I know I want to make more music this year. I hope you feel the same. Happy music making in 2016!
The Acid Sound Pack turns the Analog Rytm into an all-in-one acid machine! It contains hundreds of individual bass and percussion samples and 16 kits and 16 patterns with full performance and scene mode macros for expressive performances. Perfect for acid house, techno, and far beyond.
If you've used the Vermona DRM1 MKIII Sound Pack, then you already know the Analog Rytm makes the perfect platform for warm, powerful drums. Well, it turns out the Rytm is also an amazing platform for powerful, expressive bass, and the Acid Sound Pack proves this.

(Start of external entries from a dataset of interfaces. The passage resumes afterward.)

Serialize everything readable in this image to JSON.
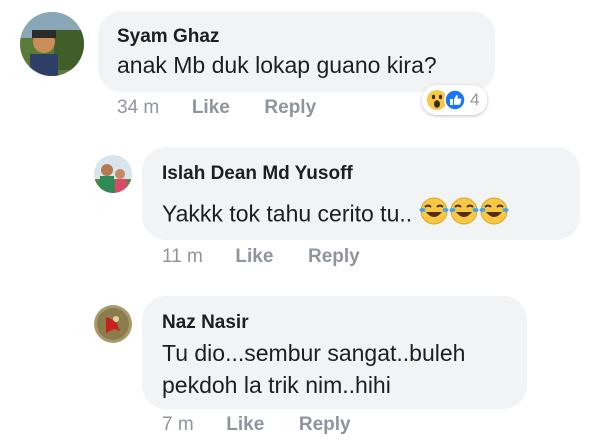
{
  "comments": [
    {
      "author": "Syam Ghaz",
      "text": "anak Mb duk lokap guano kira?",
      "time": "34 m",
      "like_label": "Like",
      "reply_label": "Reply",
      "reaction_count": "4",
      "reaction_icons": [
        "wow-icon",
        "like-icon"
      ]
    },
    {
      "author": "Islah Dean Md Yusoff",
      "text": "Yakkk tok tahu cerito tu..",
      "emoji": [
        "laughing-crying-emoji",
        "laughing-crying-emoji",
        "laughing-crying-emoji"
      ],
      "time": "11 m",
      "like_label": "Like",
      "reply_label": "Reply"
    },
    {
      "author": "Naz Nasir",
      "text_line1": "Tu dio...sembur sangat..buleh",
      "text_line2": "pekdoh la trik nim..hihi",
      "time": "7 m",
      "like_label": "Like",
      "reply_label": "Reply"
    }
  ],
  "colors": {
    "bubble": "#f2f3f5",
    "meta_text": "#90949c",
    "like_blue": "#1877f2",
    "wow_yellow": "#f7c844"
  }
}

This sound pack uses samples in sample chain format: sample chains are chains of sliced samples. This means you can load many more sounds into a Rtym project. This was done to make space for the hundreds of bass samples needed to recreate expressive TB-303 style acid bass lines. Now, when you want to change the sound of a track, instead of loading a new sample from the browser, you can simply change the start and end times of the sample chain until you find the sound you want.
The bass sounds were recorded from theRevolutionanalog bass synthesizer from Future Retro. The Revolution gives faithful renditions of the TB-303 bass sound, but with an extended parameter range, it also has its own character. Multiple variations were recorded, including individual notes, resonance values, accents, saw and square wave versions, and even noteglides!
I also love hearing tunes that use the pack, because we get to hear the sounds in a variety of musical contexts and genres, which is always a nice surprise. Drums often form the backbone and character of a track, and certainly the Vermona DRM1 MKIII delivers this: the sounds are oozing with unique analog character.
I've always been a big fan of Depeche Mode, so I was pleased to hear this cover of the song "Wrong" from Franck Superbaby, done all on Elektron gear. On the Analog Rytm, he uses a demo pattern from the Vermona DRM1 MKIII Sound Pack. Waiting to hear "Master and Servant" next! Anyway, sounds great, check it out:
If you make some tunes with an Elastic Membrane sound pack, let me know... I'd love to hear it!
Send a link or sound file to: firstname.lastname@example.org and I'll feature it on the blog or feature it in a upcoming mix, etc.
Although Elektron make hardware machines, Overbridge gives a new flexibility for controlling the brilliant hardware they make. Hardware interface, analog sound, and the convenience of computer editing.
In terms of features, the video says it all:
The sample browsing and loading should save some time and make life easier. And, you can now use the USB port to easily multi-track the sounds directly into your DAW. (Note the Fireface 400 multitrack interface innocently sitting on the sidelines... won't be needing that for recording now! But I'll be keeping mine as it sounds so good.)
Also, with Overbridge, it will now be dead simple to add whatever VST effects you want to all your tracks, all separated and ready to go. Want to add side-chain compression from the kick drum? Sure, why not. All kinds of automation and patch management can all be done via the computer now.
If you use Overbridge, what do you think of it so far? Can't really go wrong here, and there has never been a better time to jump on board the Elektron hardware train. All aboard!